* **TASK DESCRIPTION**: Give back the data in full. Leave nothing out.

[Stored items from a collection]
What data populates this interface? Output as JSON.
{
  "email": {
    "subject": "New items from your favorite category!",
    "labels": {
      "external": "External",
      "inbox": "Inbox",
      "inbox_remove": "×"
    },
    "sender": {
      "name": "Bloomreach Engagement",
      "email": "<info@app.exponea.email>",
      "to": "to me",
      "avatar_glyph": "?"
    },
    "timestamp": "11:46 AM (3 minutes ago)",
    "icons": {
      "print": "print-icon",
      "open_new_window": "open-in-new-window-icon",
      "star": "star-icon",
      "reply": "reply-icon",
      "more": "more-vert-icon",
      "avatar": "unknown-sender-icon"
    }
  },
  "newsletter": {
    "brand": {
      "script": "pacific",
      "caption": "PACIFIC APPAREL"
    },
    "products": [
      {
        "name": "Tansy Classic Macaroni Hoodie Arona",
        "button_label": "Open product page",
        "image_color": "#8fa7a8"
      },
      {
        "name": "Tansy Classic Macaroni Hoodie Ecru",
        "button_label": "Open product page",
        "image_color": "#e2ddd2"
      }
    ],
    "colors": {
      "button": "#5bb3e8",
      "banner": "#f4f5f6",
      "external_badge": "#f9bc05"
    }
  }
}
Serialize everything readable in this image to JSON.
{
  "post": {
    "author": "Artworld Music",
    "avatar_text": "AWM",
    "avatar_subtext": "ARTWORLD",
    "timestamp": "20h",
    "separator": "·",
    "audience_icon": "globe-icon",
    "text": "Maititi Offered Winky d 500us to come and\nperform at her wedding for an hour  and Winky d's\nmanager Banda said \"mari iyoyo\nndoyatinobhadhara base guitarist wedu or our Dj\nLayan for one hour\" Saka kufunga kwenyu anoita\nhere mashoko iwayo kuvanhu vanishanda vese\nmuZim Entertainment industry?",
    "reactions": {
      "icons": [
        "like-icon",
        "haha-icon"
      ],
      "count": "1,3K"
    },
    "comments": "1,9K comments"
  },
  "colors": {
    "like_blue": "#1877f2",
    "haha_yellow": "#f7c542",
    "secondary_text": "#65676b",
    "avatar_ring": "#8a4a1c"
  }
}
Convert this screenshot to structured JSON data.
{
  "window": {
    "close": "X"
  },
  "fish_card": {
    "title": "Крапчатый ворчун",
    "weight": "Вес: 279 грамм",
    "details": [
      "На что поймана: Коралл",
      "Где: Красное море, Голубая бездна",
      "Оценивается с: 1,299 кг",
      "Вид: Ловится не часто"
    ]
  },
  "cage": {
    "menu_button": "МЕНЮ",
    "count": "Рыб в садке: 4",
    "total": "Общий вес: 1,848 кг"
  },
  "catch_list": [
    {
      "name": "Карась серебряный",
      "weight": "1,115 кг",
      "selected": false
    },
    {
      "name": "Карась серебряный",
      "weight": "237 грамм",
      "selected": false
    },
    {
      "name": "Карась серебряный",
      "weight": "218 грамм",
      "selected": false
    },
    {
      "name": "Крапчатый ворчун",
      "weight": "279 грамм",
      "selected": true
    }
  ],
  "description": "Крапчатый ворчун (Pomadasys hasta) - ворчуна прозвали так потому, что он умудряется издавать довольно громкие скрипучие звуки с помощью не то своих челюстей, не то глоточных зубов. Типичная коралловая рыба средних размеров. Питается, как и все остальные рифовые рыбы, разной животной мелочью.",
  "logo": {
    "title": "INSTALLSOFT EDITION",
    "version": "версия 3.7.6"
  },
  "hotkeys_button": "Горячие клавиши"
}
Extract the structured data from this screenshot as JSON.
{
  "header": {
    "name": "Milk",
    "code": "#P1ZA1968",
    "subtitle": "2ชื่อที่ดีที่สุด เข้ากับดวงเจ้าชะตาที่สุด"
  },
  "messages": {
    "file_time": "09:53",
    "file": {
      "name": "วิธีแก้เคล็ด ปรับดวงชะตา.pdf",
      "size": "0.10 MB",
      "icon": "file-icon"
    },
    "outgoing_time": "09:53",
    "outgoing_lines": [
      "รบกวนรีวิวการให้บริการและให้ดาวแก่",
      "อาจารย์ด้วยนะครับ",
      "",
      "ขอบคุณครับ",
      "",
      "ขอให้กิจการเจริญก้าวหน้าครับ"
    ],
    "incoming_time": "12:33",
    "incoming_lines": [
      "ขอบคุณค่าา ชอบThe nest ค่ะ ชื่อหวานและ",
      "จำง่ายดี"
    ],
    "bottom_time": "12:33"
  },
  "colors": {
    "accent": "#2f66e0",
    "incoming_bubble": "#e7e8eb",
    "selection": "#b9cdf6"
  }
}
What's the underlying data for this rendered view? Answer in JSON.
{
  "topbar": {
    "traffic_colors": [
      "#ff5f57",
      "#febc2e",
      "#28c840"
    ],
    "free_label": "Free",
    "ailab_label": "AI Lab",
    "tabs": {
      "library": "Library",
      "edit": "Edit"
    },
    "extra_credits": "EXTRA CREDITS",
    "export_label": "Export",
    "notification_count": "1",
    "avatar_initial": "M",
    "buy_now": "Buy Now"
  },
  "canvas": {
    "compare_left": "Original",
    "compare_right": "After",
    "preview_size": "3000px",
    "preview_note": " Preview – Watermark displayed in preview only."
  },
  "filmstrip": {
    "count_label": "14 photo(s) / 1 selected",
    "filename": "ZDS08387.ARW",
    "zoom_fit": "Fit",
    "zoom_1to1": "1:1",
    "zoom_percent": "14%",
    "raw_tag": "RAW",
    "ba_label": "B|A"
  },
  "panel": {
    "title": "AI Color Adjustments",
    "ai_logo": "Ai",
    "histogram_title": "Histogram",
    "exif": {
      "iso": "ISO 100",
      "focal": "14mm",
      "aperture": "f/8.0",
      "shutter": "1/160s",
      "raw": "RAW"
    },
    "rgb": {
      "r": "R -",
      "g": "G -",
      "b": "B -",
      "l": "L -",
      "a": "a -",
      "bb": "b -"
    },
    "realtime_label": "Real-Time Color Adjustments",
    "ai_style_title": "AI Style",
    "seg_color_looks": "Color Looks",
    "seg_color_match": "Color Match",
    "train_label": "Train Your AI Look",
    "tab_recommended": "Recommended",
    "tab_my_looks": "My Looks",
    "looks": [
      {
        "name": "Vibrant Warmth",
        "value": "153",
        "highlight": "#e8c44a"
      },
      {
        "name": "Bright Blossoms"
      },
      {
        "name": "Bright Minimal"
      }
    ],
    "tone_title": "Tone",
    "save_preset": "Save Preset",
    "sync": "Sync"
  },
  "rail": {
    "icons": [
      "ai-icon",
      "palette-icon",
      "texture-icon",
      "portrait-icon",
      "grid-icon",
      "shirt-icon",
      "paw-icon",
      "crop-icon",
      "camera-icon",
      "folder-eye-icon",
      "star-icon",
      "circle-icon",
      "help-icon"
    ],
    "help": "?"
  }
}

* **REPLY**:
What data populates this interface? Output as JSON.
{
  "email": {
    "subject": "New items from your favorite category!",
    "labels": {
      "external": "External",
      "inbox": "Inbox",
      "inbox_remove": "×"
    },
    "sender": {
      "name": "Bloomreach Engagement",
      "email": "<info@app.exponea.email>",
      "to": "to me",
      "avatar_glyph": "?"
    },
    "timestamp": "11:46 AM (3 minutes ago)",
    "icons": {
      "print": "print-icon",
      "open_new_window": "open-in-new-window-icon",
      "star": "star-icon",
      "reply": "reply-icon",
      "more": "more-vert-icon",
      "avatar": "unknown-sender-icon"
    }
  },
  "newsletter": {
    "brand": {
      "script": "pacific",
      "caption": "PACIFIC APPAREL"
    },
    "products": [
      {
        "name": "Tansy Classic Macaroni Hoodie Arona",
        "button_label": "Open product page",
        "image_color": "#8fa7a8"
      },
      {
        "name": "Tansy Classic Macaroni Hoodie Ecru",
        "button_label": "Open product page",
        "image_color": "#e2ddd2"
      }
    ],
    "colors": {
      "button": "#5bb3e8",
      "banner": "#f4f5f6",
      "external_badge": "#f9bc05"
    }
  }
}
Serialize everything readable in this image to JSON.
{
  "post": {
    "author": "Artworld Music",
    "avatar_text": "AWM",
    "avatar_subtext": "ARTWORLD",
    "timestamp": "20h",
    "separator": "·",
    "audience_icon": "globe-icon",
    "text": "Maititi Offered Winky d 500us to come and\nperform at her wedding for an hour  and Winky d's\nmanager Banda said \"mari iyoyo\nndoyatinobhadhara base guitarist wedu or our Dj\nLayan for one hour\" Saka kufunga kwenyu anoita\nhere mashoko iwayo kuvanhu vanishanda vese\nmuZim Entertainment industry?",
    "reactions": {
      "icons": [
        "like-icon",
        "haha-icon"
      ],
      "count": "1,3K"
    },
    "comments": "1,9K comments"
  },
  "colors": {
    "like_blue": "#1877f2",
    "haha_yellow": "#f7c542",
    "secondary_text": "#65676b",
    "avatar_ring": "#8a4a1c"
  }
}
Convert this screenshot to structured JSON data.
{
  "window": {
    "close": "X"
  },
  "fish_card": {
    "title": "Крапчатый ворчун",
    "weight": "Вес: 279 грамм",
    "details": [
      "На что поймана: Коралл",
      "Где: Красное море, Голубая бездна",
      "Оценивается с: 1,299 кг",
      "Вид: Ловится не часто"
    ]
  },
  "cage": {
    "menu_button": "МЕНЮ",
    "count": "Рыб в садке: 4",
    "total": "Общий вес: 1,848 кг"
  },
  "catch_list": [
    {
      "name": "Карась серебряный",
      "weight": "1,115 кг",
      "selected": false
    },
    {
      "name": "Карась серебряный",
      "weight": "237 грамм",
      "selected": false
    },
    {
      "name": "Карась серебряный",
      "weight": "218 грамм",
      "selected": false
    },
    {
      "name": "Крапчатый ворчун",
      "weight": "279 грамм",
      "selected": true
    }
  ],
  "description": "Крапчатый ворчун (Pomadasys hasta) - ворчуна прозвали так потому, что он умудряется издавать довольно громкие скрипучие звуки с помощью не то своих челюстей, не то глоточных зубов. Типичная коралловая рыба средних размеров. Питается, как и все остальные рифовые рыбы, разной животной мелочью.",
  "logo": {
    "title": "INSTALLSOFT EDITION",
    "version": "версия 3.7.6"
  },
  "hotkeys_button": "Горячие клавиши"
}
Extract the structured data from this screenshot as JSON.
{
  "header": {
    "name": "Milk",
    "code": "#P1ZA1968",
    "subtitle": "2ชื่อที่ดีที่สุด เข้ากับดวงเจ้าชะตาที่สุด"
  },
  "messages": {
    "file_time": "09:53",
    "file": {
      "name": "วิธีแก้เคล็ด ปรับดวงชะตา.pdf",
      "size": "0.10 MB",
      "icon": "file-icon"
    },
    "outgoing_time": "09:53",
    "outgoing_lines": [
      "รบกวนรีวิวการให้บริการและให้ดาวแก่",
      "อาจารย์ด้วยนะครับ",
      "",
      "ขอบคุณครับ",
      "",
      "ขอให้กิจการเจริญก้าวหน้าครับ"
    ],
    "incoming_time": "12:33",
    "incoming_lines": [
      "ขอบคุณค่าา ชอบThe nest ค่ะ ชื่อหวานและ",
      "จำง่ายดี"
    ],
    "bottom_time": "12:33"
  },
  "colors": {
    "accent": "#2f66e0",
    "incoming_bubble": "#e7e8eb",
    "selection": "#b9cdf6"
  }
}
What's the underlying data for this rendered view? Answer in JSON.
{
  "topbar": {
    "traffic_colors": [
      "#ff5f57",
      "#febc2e",
      "#28c840"
    ],
    "free_label": "Free",
    "ailab_label": "AI Lab",
    "tabs": {
      "library": "Library",
      "edit": "Edit"
    },
    "extra_credits": "EXTRA CREDITS",
    "export_label": "Export",
    "notification_count": "1",
    "avatar_initial": "M",
    "buy_now": "Buy Now"
  },
  "canvas": {
    "compare_left": "Original",
    "compare_right": "After",
    "preview_size": "3000px",
    "preview_note": " Preview – Watermark displayed in preview only."
  },
  "filmstrip": {
    "count_label": "14 photo(s) / 1 selected",
    "filename": "ZDS08387.ARW",
    "zoom_fit": "Fit",
    "zoom_1to1": "1:1",
    "zoom_percent": "14%",
    "raw_tag": "RAW",
    "ba_label": "B|A"
  },
  "panel": {
    "title": "AI Color Adjustments",
    "ai_logo": "Ai",
    "histogram_title": "Histogram",
    "exif": {
      "iso": "ISO 100",
      "focal": "14mm",
      "aperture": "f/8.0",
      "shutter": "1/160s",
      "raw": "RAW"
    },
    "rgb": {
      "r": "R -",
      "g": "G -",
      "b": "B -",
      "l": "L -",
      "a": "a -",
      "bb": "b -"
    },
    "realtime_label": "Real-Time Color Adjustments",
    "ai_style_title": "AI Style",
    "seg_color_looks": "Color Looks",
    "seg_color_match": "Color Match",
    "train_label": "Train Your AI Look",
    "tab_recommended": "Recommended",
    "tab_my_looks": "My Looks",
    "looks": [
      {
        "name": "Vibrant Warmth",
        "value": "153",
        "highlight": "#e8c44a"
      },
      {
        "name": "Bright Blossoms"
      },
      {
        "name": "Bright Minimal"
      }
    ],
    "tone_title": "Tone",
    "save_preset": "Save Preset",
    "sync": "Sync"
  },
  "rail": {
    "icons": [
      "ai-icon",
      "palette-icon",
      "texture-icon",
      "portrait-icon",
      "grid-icon",
      "shirt-icon",
      "paw-icon",
      "crop-icon",
      "camera-icon",
      "folder-eye-icon",
      "star-icon",
      "circle-icon",
      "help-icon"
    ],
    "help": "?"
  }
}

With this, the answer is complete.